Ever wondered how international money transfer actually works? Have you been surprised at how easy and fast a global money transfer transaction occurs? IBAN a code combining Alphabets and Numbers in a special format is the simplifier behind Outward Remittance transactions. If you have ever sent money abroad, chances are you might have had to provide IBAN number or its other variations such as SWIFT code, BIC or Routing Number. So, let’s take a look at what is IBAN number and why you need it to transfer money abroad.
What is IBAN Number?
An International Bank Account Number (IBAN) is an internationally accepted system by banks in different countries to identify other overseas bank accounts to which the money is transferred. IBAN facilitates a global money transfer with ease. It allows you to exchange the required bank account details in a machine-readable form.
This piece of information identifies the country, the bank, and the particular branch where the bank account is located. As per the IBAN registry, 71 countries have adopted IBAN in their banking system. Countries like US, India etc use other variations of IBAN such as SWIFT Code, Routing Number, IFSC Code to receive money from abroad. That is, when an Indian resident wants to send money to a country in Europe, they should be knowing the IBAN Number of the beneficiary. Likewise, when a person in Europe wants to send money to an Indian resident, they should be knowing the beneficiary’s SWIFT Code to transfer money to India.
How Does IBAN Number Help In Money Transfer Abroad?
IBAN has a special alphanumeric architecture. The number of alphanumerics in the IBAN number can range from a minimum of 5 to a maximum of 34. Each number and alphabet in IBAN embeds different details such as country code, bank identification number, bank account number and other data used to process an international payment. The length of the IBAN number depends on the national standards of the country in which it is issued.
A typical IBAN number of a bank account looks like;
IBAN number architecture is formed by many components and now let us see what each of them describes;
- Country Code: A two-letter code published by the International Organization for Standardization (ISO) to represent a country. It is used to identify the country in which the IBAN was issued and where the IBAN account is held.Eg: GB in the above example represents the United Kingdom as per ISO.
- Check Number: Check number or digit is calculated by banks for every account holder and its a two-digit number. Check number enables banks to complete an integrity check of the IBAN. Modulo 97 is used to calculate check digits in IBAN.
- Basic Bank Account Number (BBAN): Contains up to 30 alphanumerics that are country-specific. BBAN is further broken down into 3 components as follows:Bank Code: It is a unique identification code to identify the IBAN account holder’s bank. It is the first four digits of a BIC (Bank Identifier Code). Any branch of the same institution can also be represented by the same bank code irrespective of the geographical location.

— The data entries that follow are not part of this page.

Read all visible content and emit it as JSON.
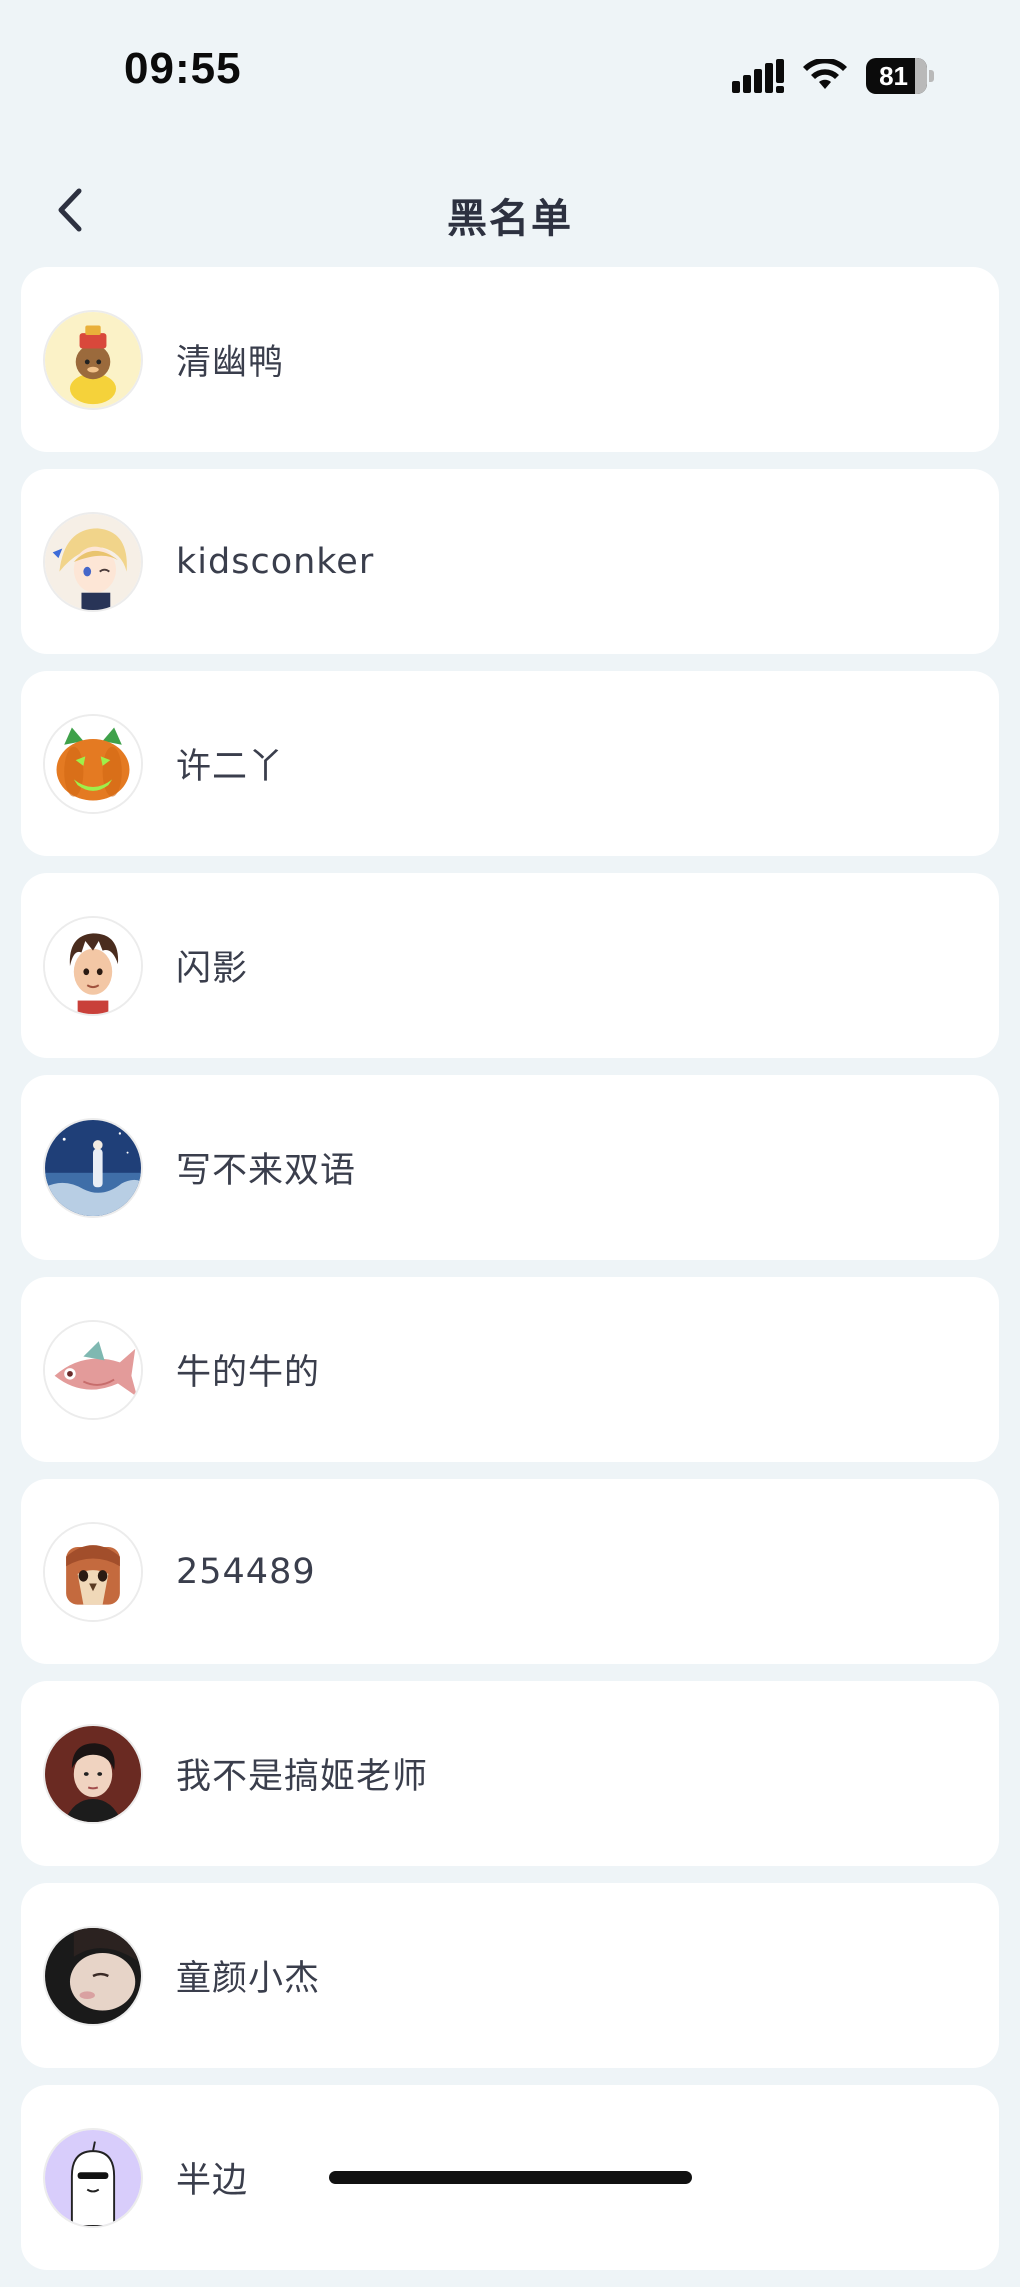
{
  "status_bar": {
    "time": "09:55",
    "battery_percent": "81",
    "battery_level": 0.81,
    "icons": [
      "signal-icon",
      "wifi-icon",
      "battery-icon"
    ]
  },
  "nav": {
    "title": "黑名单",
    "back_icon": "chevron-left-icon"
  },
  "blacklist": [
    {
      "name": "清幽鸭",
      "avatar": "cartoon-duck-avatar"
    },
    {
      "name": "kidsconker",
      "avatar": "anime-girl-avatar"
    },
    {
      "name": "许二丫",
      "avatar": "pumpkin-cat-avatar"
    },
    {
      "name": "闪影",
      "avatar": "3d-boy-avatar"
    },
    {
      "name": "写不来双语",
      "avatar": "night-sky-avatar"
    },
    {
      "name": "牛的牛的",
      "avatar": "fish-avatar"
    },
    {
      "name": "254489",
      "avatar": "owl-avatar"
    },
    {
      "name": "我不是搞姬老师",
      "avatar": "portrait-avatar"
    },
    {
      "name": "童颜小杰",
      "avatar": "photo-avatar"
    },
    {
      "name": "半边",
      "avatar": "ghost-sunglasses-avatar"
    }
  ],
  "colors": {
    "page_background": "#eef4f7",
    "card_background": "#ffffff",
    "text_primary": "#3a3e4c"
  }
}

Sort Code: It is a 6 digit number used by the British banking industry to identify the bank and branch where the account is held.
Account Number: It is an 8 digit number that identifies the individual customer’s account to which funds should be transferred.
It is very important to write your IBAN in the proper format to ensure your money reaches the right destination. A wrong IBAN can cost you for an invalid payment. Hence the above-explained architecture is of utmost priority.
Where To Find Your IBAN
Not all countries use IBAN Number in their banking system. Different countries have different codes.
You can make use of this website which calculates the IBAN number of a person based on Country, Bank Code and Account Number.
SWIFT Code/BIC and Routing Number
For example, The United States uses a combination of SWIFT Code and Routing Number to identify its bank, branch and account number.
SWIFT code is nothing but a set of alphanumerics that identifies a specific bank and branch. It is made up of 8-11 characters and it is also known as Bank Identifier Code or BIC.
US banks also use a Routing Number to identify your specific bank and bank account or the location where your account is. It is used for domestic purposes in the US and is of 9 digits long.
A typical SWIFT code looks like;
India uses IFSC code instead of IBAN number to receive money from abroad. IFSC is the acronym for Indian Financial System Code, which is an eleven-digit unique alphanumeric code assigned by Reserve Bank of India to identify every bank branch in India.
A typical IFSC code looks like;
IBAN is basically a number that identifies an account holder’s country, bank, branch and account to which the funds transferred internationally are routed to. Not every country has made IBAN as a part of their money transfer system. Others use codes like SWIFT, Routing Number, IFSC etc. All these routing systems are designed to make international money transfers fast, easy and accurate for both banks and people.